[The data]

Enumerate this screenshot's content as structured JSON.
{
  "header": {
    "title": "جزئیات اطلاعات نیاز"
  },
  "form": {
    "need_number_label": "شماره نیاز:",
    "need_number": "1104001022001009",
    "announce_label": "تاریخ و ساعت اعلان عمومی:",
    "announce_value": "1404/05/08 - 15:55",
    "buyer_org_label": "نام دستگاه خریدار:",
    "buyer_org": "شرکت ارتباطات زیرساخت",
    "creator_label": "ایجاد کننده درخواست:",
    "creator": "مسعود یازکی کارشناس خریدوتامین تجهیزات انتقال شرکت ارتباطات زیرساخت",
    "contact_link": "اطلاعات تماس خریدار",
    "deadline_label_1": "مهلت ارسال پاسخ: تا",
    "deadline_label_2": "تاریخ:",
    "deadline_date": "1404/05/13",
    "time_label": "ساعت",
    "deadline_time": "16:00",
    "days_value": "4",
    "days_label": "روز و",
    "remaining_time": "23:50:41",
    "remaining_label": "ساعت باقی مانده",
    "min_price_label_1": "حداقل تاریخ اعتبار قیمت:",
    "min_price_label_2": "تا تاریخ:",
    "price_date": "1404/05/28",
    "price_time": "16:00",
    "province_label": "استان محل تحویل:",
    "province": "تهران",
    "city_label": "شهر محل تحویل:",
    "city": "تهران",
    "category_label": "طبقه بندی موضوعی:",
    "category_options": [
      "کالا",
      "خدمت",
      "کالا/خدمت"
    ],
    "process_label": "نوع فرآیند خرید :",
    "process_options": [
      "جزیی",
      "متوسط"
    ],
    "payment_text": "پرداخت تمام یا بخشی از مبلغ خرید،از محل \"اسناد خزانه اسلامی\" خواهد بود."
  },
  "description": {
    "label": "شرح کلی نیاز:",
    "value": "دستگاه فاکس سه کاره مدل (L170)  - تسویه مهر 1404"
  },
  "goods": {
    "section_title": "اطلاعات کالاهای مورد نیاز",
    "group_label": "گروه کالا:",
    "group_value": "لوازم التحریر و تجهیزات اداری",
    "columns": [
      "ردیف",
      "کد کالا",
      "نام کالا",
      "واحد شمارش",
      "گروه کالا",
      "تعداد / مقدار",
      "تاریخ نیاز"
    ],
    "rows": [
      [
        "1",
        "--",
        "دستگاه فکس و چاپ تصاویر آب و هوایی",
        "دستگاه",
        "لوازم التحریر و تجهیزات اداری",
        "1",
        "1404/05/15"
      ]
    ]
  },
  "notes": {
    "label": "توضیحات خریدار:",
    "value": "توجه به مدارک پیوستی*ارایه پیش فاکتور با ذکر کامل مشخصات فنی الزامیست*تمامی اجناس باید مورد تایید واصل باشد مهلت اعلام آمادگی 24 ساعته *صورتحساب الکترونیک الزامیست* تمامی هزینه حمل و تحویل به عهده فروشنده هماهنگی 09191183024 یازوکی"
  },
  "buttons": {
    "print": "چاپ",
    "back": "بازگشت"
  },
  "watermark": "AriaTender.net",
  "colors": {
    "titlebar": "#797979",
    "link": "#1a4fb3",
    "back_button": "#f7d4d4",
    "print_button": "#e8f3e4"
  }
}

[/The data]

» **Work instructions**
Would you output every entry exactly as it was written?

» **Answer to the problem**
Enumerate this screenshot's content as structured JSON.
{
  "header": {
    "title": "جزئیات اطلاعات نیاز"
  },
  "form": {
    "need_number_label": "شماره نیاز:",
    "need_number": "1104001022001009",
    "announce_label": "تاریخ و ساعت اعلان عمومی:",
    "announce_value": "1404/05/08 - 15:55",
    "buyer_org_label": "نام دستگاه خریدار:",
    "buyer_org": "شرکت ارتباطات زیرساخت",
    "creator_label": "ایجاد کننده درخواست:",
    "creator": "مسعود یازکی کارشناس خریدوتامین تجهیزات انتقال شرکت ارتباطات زیرساخت",
    "contact_link": "اطلاعات تماس خریدار",
    "deadline_label_1": "مهلت ارسال پاسخ: تا",
    "deadline_label_2": "تاریخ:",
    "deadline_date": "1404/05/13",
    "time_label": "ساعت",
    "deadline_time": "16:00",
    "days_value": "4",
    "days_label": "روز و",
    "remaining_time": "23:50:41",
    "remaining_label": "ساعت باقی مانده",
    "min_price_label_1": "حداقل تاریخ اعتبار قیمت:",
    "min_price_label_2": "تا تاریخ:",
    "price_date": "1404/05/28",
    "price_time": "16:00",
    "province_label": "استان محل تحویل:",
    "province": "تهران",
    "city_label": "شهر محل تحویل:",
    "city": "تهران",
    "category_label": "طبقه بندی موضوعی:",
    "category_options": [
      "کالا",
      "خدمت",
      "کالا/خدمت"
    ],
    "process_label": "نوع فرآیند خرید :",
    "process_options": [
      "جزیی",
      "متوسط"
    ],
    "payment_text": "پرداخت تمام یا بخشی از مبلغ خرید،از محل \"اسناد خزانه اسلامی\" خواهد بود."
  },
  "description": {
    "label": "شرح کلی نیاز:",
    "value": "دستگاه فاکس سه کاره مدل (L170)  - تسویه مهر 1404"
  },
  "goods": {
    "section_title": "اطلاعات کالاهای مورد نیاز",
    "group_label": "گروه کالا:",
    "group_value": "لوازم التحریر و تجهیزات اداری",
    "columns": [
      "ردیف",
      "کد کالا",
      "نام کالا",
      "واحد شمارش",
      "گروه کالا",
      "تعداد / مقدار",
      "تاریخ نیاز"
    ],
    "rows": [
      [
        "1",
        "--",
        "دستگاه فکس و چاپ تصاویر آب و هوایی",
        "دستگاه",
        "لوازم التحریر و تجهیزات اداری",
        "1",
        "1404/05/15"
      ]
    ]
  },
  "notes": {
    "label": "توضیحات خریدار:",
    "value": "توجه به مدارک پیوستی*ارایه پیش فاکتور با ذکر کامل مشخصات فنی الزامیست*تمامی اجناس باید مورد تایید واصل باشد مهلت اعلام آمادگی 24 ساعته *صورتحساب الکترونیک الزامیست* تمامی هزینه حمل و تحویل به عهده فروشنده هماهنگی 09191183024 یازوکی"
  },
  "buttons": {
    "print": "چاپ",
    "back": "بازگشت"
  },
  "watermark": "AriaTender.net",
  "colors": {
    "titlebar": "#797979",
    "link": "#1a4fb3",
    "back_button": "#f7d4d4",
    "print_button": "#e8f3e4"
  }
}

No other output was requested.